The Science of Face Yoga

Skin, the largest organ of our body, has two main layers, the epidermis and the dermis. Four types of cells make up the skin, and they are produced mainly in the epidermis near the basement membrane. Below the dermis is a layer of subcutaneous fat.
Contained in the epidermis is the basal cell layer, the spinous cell layer, the granular cell layer, and the stratum corneum. The deepest layer is the basal cell layer where all the action is. Here cells are continually dividing to produce plump new skin cells – millions daily! They move up to the skin’s surface pushed upward by the dividing cells below them. Blood vessels in the dermis below the basal cell layer supply nutrients to support this active growth of new skin cells. As the cells layer at the top they become more irregular in shape and form the spinous layer then move above into the granular layer. As the cells divide, dead skin cells are continually shed from the skin's surface. This is balanced by the dividing cells in the basal cell layer to produce a state of constant renewal.
Face yoga brings increased circulation to the blood vessels that supply nutrients to create new skin cells. The poses are designed to strengthen and tone the muscles right below your skin’s surface. We have 43 facial muscles. Why would we not exercise those muscles? Exercising the rest of our bodies is good for us, brings about better circulation, tone, strength and a sense of well-being. Practicing face yoga on a daily basis brings about lasting positive change and promotes a sense of empowerment and uplifted spirit. Once you learn the poses, you can do them anywhere, anytime. They are yours for life.

Figure A

Face yoga pose that reduces nasolabial folds

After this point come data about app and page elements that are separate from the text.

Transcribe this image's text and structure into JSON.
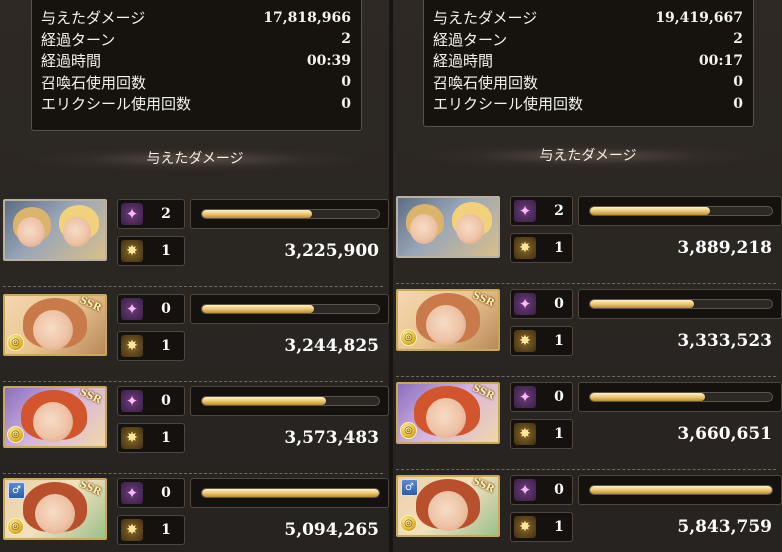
{
  "panels": [
    {
      "summary": [
        {
          "label": "与えたダメージ",
          "value": "17,818,966"
        },
        {
          "label": "経過ターン",
          "value": "2"
        },
        {
          "label": "経過時間",
          "value": "00:39"
        },
        {
          "label": "召喚石使用回数",
          "value": "0"
        },
        {
          "label": "エリクシール使用回数",
          "value": "0"
        }
      ],
      "section_title": "与えたダメージ",
      "characters": [
        {
          "ca_count": "2",
          "skill_count": "1",
          "bar": 0.62,
          "damage": "3,225,900"
        },
        {
          "ca_count": "0",
          "skill_count": "1",
          "bar": 0.63,
          "damage": "3,244,825"
        },
        {
          "ca_count": "0",
          "skill_count": "1",
          "bar": 0.7,
          "damage": "3,573,483"
        },
        {
          "ca_count": "0",
          "skill_count": "1",
          "bar": 1.0,
          "damage": "5,094,265"
        }
      ]
    },
    {
      "summary": [
        {
          "label": "与えたダメージ",
          "value": "19,419,667"
        },
        {
          "label": "経過ターン",
          "value": "2"
        },
        {
          "label": "経過時間",
          "value": "00:17"
        },
        {
          "label": "召喚石使用回数",
          "value": "0"
        },
        {
          "label": "エリクシール使用回数",
          "value": "0"
        }
      ],
      "section_title": "与えたダメージ",
      "characters": [
        {
          "ca_count": "2",
          "skill_count": "1",
          "bar": 0.66,
          "damage": "3,889,218"
        },
        {
          "ca_count": "0",
          "skill_count": "1",
          "bar": 0.57,
          "damage": "3,333,523"
        },
        {
          "ca_count": "0",
          "skill_count": "1",
          "bar": 0.63,
          "damage": "3,660,651"
        },
        {
          "ca_count": "0",
          "skill_count": "1",
          "bar": 1.0,
          "damage": "5,843,759"
        }
      ]
    }
  ],
  "icons": {
    "ca": "charge-attack-star-icon",
    "skill": "skill-burst-icon",
    "element": "element-badge-icon",
    "ssr": "SSR"
  }
}
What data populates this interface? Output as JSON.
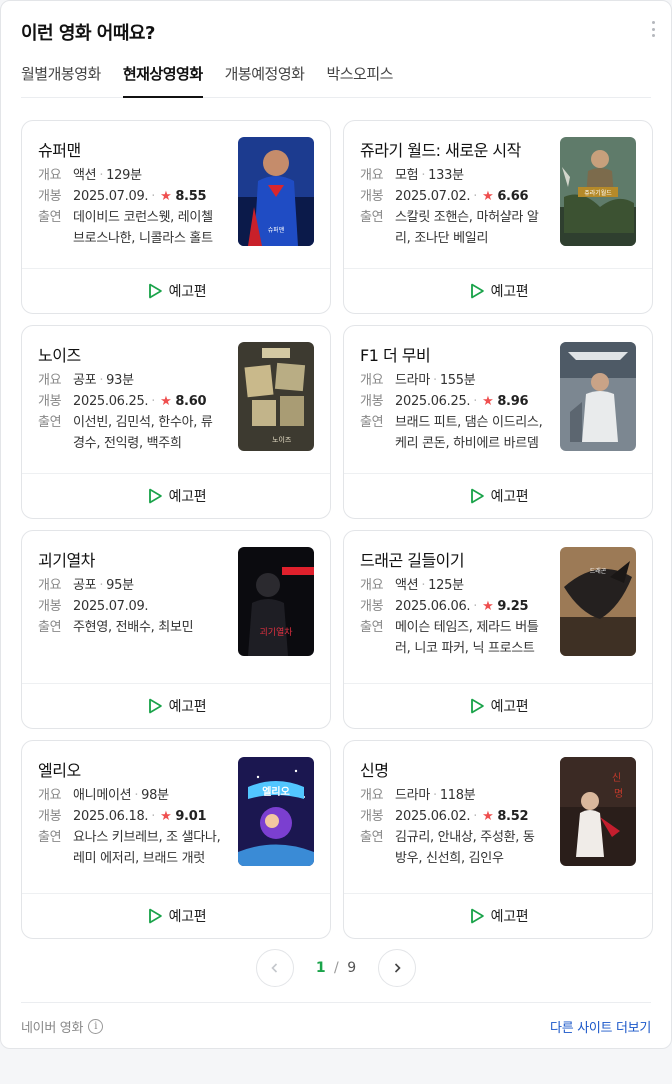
{
  "header": {
    "title": "이런 영화 어때요?",
    "more_icon": "more-vertical-icon"
  },
  "tabs": [
    {
      "label": "월별개봉영화",
      "active": false
    },
    {
      "label": "현재상영영화",
      "active": true
    },
    {
      "label": "개봉예정영화",
      "active": false
    },
    {
      "label": "박스오피스",
      "active": false
    }
  ],
  "labels": {
    "genre": "개요",
    "release": "개봉",
    "cast": "출연",
    "trailer": "예고편"
  },
  "movies": [
    {
      "title": "슈퍼맨",
      "genre": "액션",
      "runtime": "129분",
      "date": "2025.07.09.",
      "rating": "8.55",
      "cast": "데이비드 코런스웻, 레이첼 브로스나한, 니콜라스 홀트"
    },
    {
      "title": "쥬라기 월드: 새로운 시작",
      "genre": "모험",
      "runtime": "133분",
      "date": "2025.07.02.",
      "rating": "6.66",
      "cast": "스칼릿 조핸슨, 마허샬라 알리, 조나단 베일리"
    },
    {
      "title": "노이즈",
      "genre": "공포",
      "runtime": "93분",
      "date": "2025.06.25.",
      "rating": "8.60",
      "cast": "이선빈, 김민석, 한수아, 류경수, 전익령, 백주희"
    },
    {
      "title": "F1 더 무비",
      "genre": "드라마",
      "runtime": "155분",
      "date": "2025.06.25.",
      "rating": "8.96",
      "cast": "브래드 피트, 댐슨 이드리스, 케리 콘돈, 하비에르 바르뎀"
    },
    {
      "title": "괴기열차",
      "genre": "공포",
      "runtime": "95분",
      "date": "2025.07.09.",
      "rating": "",
      "cast": "주현영, 전배수, 최보민"
    },
    {
      "title": "드래곤 길들이기",
      "genre": "액션",
      "runtime": "125분",
      "date": "2025.06.06.",
      "rating": "9.25",
      "cast": "메이슨 테임즈, 제라드 버틀러, 니코 파커, 닉 프로스트"
    },
    {
      "title": "엘리오",
      "genre": "애니메이션",
      "runtime": "98분",
      "date": "2025.06.18.",
      "rating": "9.01",
      "cast": "요나스 키브레브, 조 샐다나, 레미 에저리, 브래드 개럿"
    },
    {
      "title": "신명",
      "genre": "드라마",
      "runtime": "118분",
      "date": "2025.06.02.",
      "rating": "8.52",
      "cast": "김규리, 안내상, 주성환, 동방우, 신선희, 김인우"
    }
  ],
  "pagination": {
    "current": "1",
    "separator": "/",
    "total": "9"
  },
  "footer": {
    "source": "네이버 영화",
    "info_icon": "i",
    "other_link": "다른 사이트 더보기"
  },
  "colors": {
    "star": "#ef4f4f",
    "play_icon": "#1aa34a",
    "pager_current": "#1aa34a",
    "link": "#1a57c9"
  }
}
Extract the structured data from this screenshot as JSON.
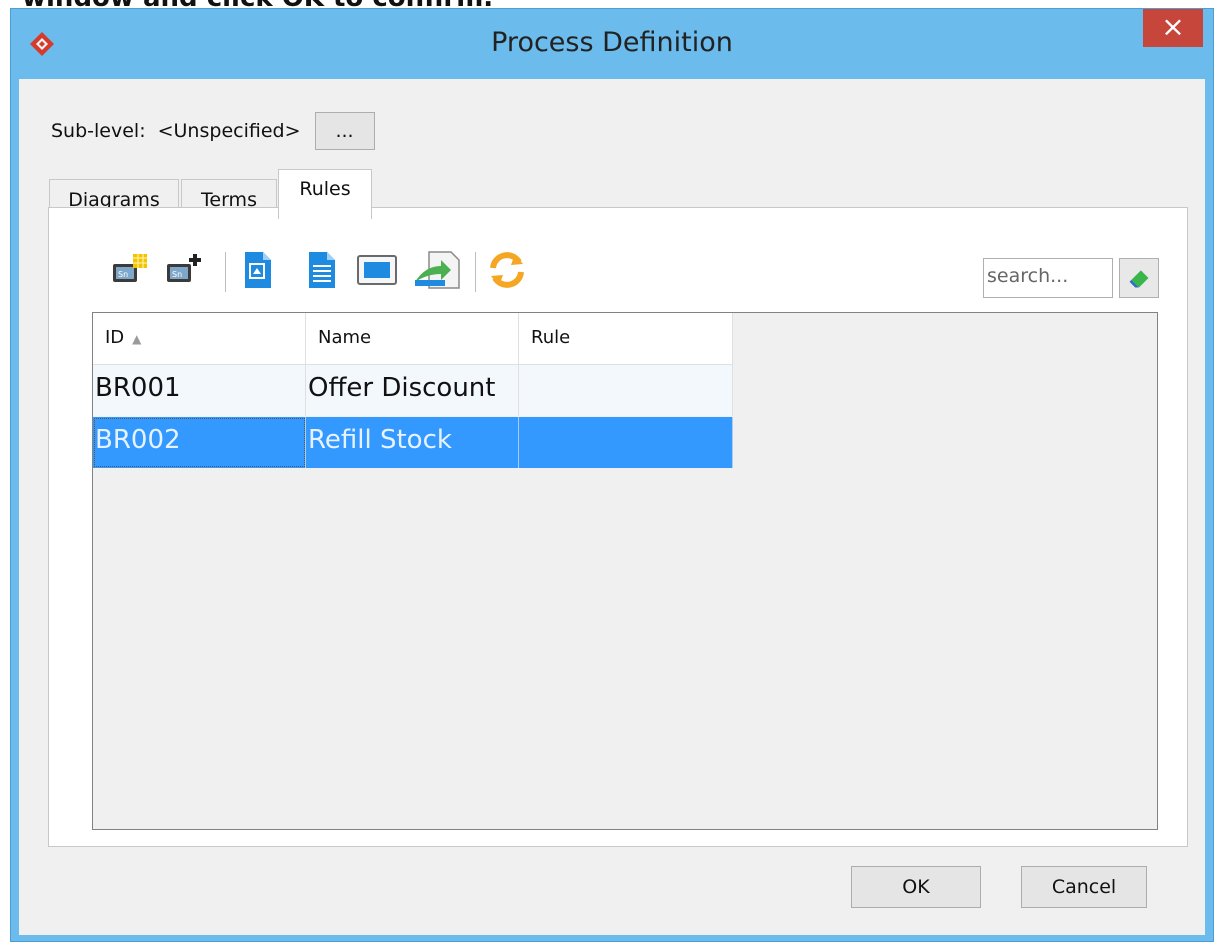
{
  "caption": {
    "text": "window and click OK to confirm."
  },
  "window": {
    "title": "Process Definition",
    "close_glyph": "×",
    "app_icon": "diamond-logo-icon"
  },
  "sublevel": {
    "label": "Sub-level:",
    "value": "<Unspecified>",
    "browse_label": "..."
  },
  "tabs": [
    {
      "label": "Diagrams",
      "active": false
    },
    {
      "label": "Terms",
      "active": false
    },
    {
      "label": "Rules",
      "active": true
    }
  ],
  "toolbar": {
    "icons": [
      "new-rule-icon",
      "add-rule-icon",
      "import-icon",
      "document-icon",
      "frame-icon",
      "export-icon",
      "refresh-icon"
    ]
  },
  "search": {
    "placeholder": "search...",
    "clear_icon": "eraser-icon"
  },
  "table": {
    "columns": [
      "ID",
      "Name",
      "Rule"
    ],
    "sort_indicator": "▲",
    "rows": [
      {
        "id": "BR001",
        "name": "Offer Discount",
        "rule": "",
        "selected": false
      },
      {
        "id": "BR002",
        "name": "Refill Stock",
        "rule": "",
        "selected": true
      }
    ]
  },
  "buttons": {
    "ok": "OK",
    "cancel": "Cancel"
  },
  "colors": {
    "titlebar": "#6bbcec",
    "close": "#c7463c",
    "selection": "#3399ff"
  }
}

Thermal Image after frace yoga

Figure B

Thermal imaging shows the effect on the circulation after just 30 seconds of the pose illustrated in Figure A.